━━━ Data records ━━━

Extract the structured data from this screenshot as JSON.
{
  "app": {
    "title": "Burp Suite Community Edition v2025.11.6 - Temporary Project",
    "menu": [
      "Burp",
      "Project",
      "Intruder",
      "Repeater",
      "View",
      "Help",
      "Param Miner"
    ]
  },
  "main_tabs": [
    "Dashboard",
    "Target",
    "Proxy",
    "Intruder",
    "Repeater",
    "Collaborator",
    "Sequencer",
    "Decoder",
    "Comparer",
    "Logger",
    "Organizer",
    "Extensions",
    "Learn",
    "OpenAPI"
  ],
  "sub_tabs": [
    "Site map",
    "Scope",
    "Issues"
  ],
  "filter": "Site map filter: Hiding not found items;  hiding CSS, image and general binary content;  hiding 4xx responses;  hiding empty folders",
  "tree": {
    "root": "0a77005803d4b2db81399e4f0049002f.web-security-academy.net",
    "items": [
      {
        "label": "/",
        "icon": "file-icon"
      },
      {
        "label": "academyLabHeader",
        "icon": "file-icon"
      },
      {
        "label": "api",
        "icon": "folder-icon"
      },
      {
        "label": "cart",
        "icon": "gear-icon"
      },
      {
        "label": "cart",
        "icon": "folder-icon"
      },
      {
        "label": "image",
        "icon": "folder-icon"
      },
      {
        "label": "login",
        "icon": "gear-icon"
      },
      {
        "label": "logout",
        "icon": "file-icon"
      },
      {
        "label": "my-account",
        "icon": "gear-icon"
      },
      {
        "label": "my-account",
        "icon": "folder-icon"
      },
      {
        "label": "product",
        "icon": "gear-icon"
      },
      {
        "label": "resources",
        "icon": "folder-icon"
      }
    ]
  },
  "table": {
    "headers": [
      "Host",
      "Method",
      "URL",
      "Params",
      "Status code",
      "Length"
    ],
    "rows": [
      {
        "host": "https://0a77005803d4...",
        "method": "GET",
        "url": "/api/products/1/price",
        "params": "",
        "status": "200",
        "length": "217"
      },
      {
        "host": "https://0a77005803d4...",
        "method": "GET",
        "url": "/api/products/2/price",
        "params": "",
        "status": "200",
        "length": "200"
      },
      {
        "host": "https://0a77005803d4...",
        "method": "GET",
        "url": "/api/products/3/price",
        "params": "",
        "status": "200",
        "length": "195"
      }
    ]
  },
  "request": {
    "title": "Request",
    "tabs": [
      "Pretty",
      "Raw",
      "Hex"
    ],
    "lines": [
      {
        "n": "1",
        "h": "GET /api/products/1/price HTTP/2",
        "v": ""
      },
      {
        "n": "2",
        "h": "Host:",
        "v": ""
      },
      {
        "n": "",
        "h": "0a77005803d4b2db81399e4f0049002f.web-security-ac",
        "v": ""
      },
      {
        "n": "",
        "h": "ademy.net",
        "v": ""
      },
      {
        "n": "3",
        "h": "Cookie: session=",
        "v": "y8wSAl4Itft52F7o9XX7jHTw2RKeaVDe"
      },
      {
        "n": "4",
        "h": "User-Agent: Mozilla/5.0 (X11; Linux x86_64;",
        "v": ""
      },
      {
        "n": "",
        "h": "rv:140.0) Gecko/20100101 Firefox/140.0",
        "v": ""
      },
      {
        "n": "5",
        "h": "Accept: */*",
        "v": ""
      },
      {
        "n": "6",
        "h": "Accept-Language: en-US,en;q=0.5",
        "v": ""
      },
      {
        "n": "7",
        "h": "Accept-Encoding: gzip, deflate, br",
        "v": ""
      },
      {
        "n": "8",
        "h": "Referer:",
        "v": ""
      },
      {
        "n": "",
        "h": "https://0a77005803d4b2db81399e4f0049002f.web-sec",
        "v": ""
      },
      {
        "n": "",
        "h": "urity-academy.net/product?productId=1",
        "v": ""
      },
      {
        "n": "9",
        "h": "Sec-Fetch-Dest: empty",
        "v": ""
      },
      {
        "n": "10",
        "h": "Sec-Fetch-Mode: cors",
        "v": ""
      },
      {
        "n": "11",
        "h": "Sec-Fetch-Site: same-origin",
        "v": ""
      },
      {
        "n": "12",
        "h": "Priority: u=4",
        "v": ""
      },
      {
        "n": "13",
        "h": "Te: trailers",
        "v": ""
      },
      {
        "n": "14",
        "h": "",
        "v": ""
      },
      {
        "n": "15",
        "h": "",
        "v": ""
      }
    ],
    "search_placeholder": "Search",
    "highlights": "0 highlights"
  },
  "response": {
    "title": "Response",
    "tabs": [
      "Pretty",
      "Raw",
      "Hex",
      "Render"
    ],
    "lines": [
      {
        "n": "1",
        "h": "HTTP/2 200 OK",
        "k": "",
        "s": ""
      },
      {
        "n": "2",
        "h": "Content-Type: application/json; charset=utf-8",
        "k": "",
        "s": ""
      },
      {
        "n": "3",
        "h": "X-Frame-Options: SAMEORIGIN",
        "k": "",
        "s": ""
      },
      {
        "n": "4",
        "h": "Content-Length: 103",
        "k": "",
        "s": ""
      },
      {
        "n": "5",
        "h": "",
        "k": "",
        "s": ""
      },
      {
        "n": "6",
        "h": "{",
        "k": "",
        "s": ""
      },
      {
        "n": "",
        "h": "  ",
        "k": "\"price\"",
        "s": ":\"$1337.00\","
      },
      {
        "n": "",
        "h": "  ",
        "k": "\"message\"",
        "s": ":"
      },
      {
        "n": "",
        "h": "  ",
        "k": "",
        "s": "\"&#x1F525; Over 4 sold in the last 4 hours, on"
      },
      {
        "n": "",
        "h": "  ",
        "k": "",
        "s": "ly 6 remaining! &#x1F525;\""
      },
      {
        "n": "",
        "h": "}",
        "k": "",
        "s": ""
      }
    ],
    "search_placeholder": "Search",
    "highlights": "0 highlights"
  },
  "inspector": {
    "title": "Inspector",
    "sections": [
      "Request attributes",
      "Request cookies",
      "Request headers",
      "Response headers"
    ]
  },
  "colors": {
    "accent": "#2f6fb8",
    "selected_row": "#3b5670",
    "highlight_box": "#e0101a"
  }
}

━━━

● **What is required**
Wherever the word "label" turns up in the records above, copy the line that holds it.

● **Written answer**
        "label": "/",
        "label": "academyLabHeader",
        "label": "api",
        "label": "cart",
        "label": "cart",
        "label": "image",
        "label": "login",
        "label": "logout",
        "label": "my-account",
        "label": "my-account",
        "label": "product",
        "label": "resources",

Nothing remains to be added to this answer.